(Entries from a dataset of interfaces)
+===+
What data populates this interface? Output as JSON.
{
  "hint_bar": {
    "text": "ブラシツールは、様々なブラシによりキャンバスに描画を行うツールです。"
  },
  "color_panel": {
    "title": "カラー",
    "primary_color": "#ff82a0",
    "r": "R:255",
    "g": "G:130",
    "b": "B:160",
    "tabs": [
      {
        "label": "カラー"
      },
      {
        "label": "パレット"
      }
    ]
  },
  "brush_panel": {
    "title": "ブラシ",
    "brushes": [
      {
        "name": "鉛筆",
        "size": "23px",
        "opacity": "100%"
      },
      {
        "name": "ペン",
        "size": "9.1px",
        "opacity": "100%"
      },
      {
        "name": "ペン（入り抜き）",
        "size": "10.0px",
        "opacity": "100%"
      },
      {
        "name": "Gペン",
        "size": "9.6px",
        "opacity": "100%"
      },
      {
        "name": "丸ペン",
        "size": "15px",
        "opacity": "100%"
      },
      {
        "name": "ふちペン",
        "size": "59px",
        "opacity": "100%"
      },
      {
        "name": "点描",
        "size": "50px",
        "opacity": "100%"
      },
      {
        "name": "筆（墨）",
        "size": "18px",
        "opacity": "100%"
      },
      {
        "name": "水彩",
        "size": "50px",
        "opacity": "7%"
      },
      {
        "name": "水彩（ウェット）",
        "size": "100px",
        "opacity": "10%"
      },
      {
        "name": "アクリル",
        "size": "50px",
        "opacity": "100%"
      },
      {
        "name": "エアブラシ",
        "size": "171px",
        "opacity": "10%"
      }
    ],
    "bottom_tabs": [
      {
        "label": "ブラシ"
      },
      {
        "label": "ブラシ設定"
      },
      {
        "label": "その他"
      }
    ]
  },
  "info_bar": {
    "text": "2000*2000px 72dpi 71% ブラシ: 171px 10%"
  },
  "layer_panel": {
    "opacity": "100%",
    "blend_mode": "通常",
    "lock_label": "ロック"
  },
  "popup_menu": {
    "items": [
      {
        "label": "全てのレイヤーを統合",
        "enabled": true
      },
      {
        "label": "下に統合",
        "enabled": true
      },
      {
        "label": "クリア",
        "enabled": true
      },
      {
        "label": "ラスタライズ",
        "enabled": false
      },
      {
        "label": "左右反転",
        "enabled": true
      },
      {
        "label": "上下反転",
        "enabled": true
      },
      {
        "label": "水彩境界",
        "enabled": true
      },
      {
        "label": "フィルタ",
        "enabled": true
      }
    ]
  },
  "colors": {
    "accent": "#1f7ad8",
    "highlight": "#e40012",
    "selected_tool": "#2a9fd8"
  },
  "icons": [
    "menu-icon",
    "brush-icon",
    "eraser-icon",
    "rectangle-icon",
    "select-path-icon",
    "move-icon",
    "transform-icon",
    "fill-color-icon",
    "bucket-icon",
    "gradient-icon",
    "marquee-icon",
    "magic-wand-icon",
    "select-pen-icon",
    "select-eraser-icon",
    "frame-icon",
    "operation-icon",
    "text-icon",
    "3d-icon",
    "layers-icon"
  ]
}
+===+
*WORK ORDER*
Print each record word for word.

*RESULT*
What data populates this interface? Output as JSON.
{
  "hint_bar": {
    "text": "ブラシツールは、様々なブラシによりキャンバスに描画を行うツールです。"
  },
  "color_panel": {
    "title": "カラー",
    "primary_color": "#ff82a0",
    "r": "R:255",
    "g": "G:130",
    "b": "B:160",
    "tabs": [
      {
        "label": "カラー"
      },
      {
        "label": "パレット"
      }
    ]
  },
  "brush_panel": {
    "title": "ブラシ",
    "brushes": [
      {
        "name": "鉛筆",
        "size": "23px",
        "opacity": "100%"
      },
      {
        "name": "ペン",
        "size": "9.1px",
        "opacity": "100%"
      },
      {
        "name": "ペン（入り抜き）",
        "size": "10.0px",
        "opacity": "100%"
      },
      {
        "name": "Gペン",
        "size": "9.6px",
        "opacity": "100%"
      },
      {
        "name": "丸ペン",
        "size": "15px",
        "opacity": "100%"
      },
      {
        "name": "ふちペン",
        "size": "59px",
        "opacity": "100%"
      },
      {
        "name": "点描",
        "size": "50px",
        "opacity": "100%"
      },
      {
        "name": "筆（墨）",
        "size": "18px",
        "opacity": "100%"
      },
      {
        "name": "水彩",
        "size": "50px",
        "opacity": "7%"
      },
      {
        "name": "水彩（ウェット）",
        "size": "100px",
        "opacity": "10%"
      },
      {
        "name": "アクリル",
        "size": "50px",
        "opacity": "100%"
      },
      {
        "name": "エアブラシ",
        "size": "171px",
        "opacity": "10%"
      }
    ],
    "bottom_tabs": [
      {
        "label": "ブラシ"
      },
      {
        "label": "ブラシ設定"
      },
      {
        "label": "その他"
      }
    ]
  },
  "info_bar": {
    "text": "2000*2000px 72dpi 71% ブラシ: 171px 10%"
  },
  "layer_panel": {
    "opacity": "100%",
    "blend_mode": "通常",
    "lock_label": "ロック"
  },
  "popup_menu": {
    "items": [
      {
        "label": "全てのレイヤーを統合",
        "enabled": true
      },
      {
        "label": "下に統合",
        "enabled": true
      },
      {
        "label": "クリア",
        "enabled": true
      },
      {
        "label": "ラスタライズ",
        "enabled": false
      },
      {
        "label": "左右反転",
        "enabled": true
      },
      {
        "label": "上下反転",
        "enabled": true
      },
      {
        "label": "水彩境界",
        "enabled": true
      },
      {
        "label": "フィルタ",
        "enabled": true
      }
    ]
  },
  "colors": {
    "accent": "#1f7ad8",
    "highlight": "#e40012",
    "selected_tool": "#2a9fd8"
  },
  "icons": [
    "menu-icon",
    "brush-icon",
    "eraser-icon",
    "rectangle-icon",
    "select-path-icon",
    "move-icon",
    "transform-icon",
    "fill-color-icon",
    "bucket-icon",
    "gradient-icon",
    "marquee-icon",
    "magic-wand-icon",
    "select-pen-icon",
    "select-eraser-icon",
    "frame-icon",
    "operation-icon",
    "text-icon",
    "3d-icon",
    "layers-icon"
  ]
}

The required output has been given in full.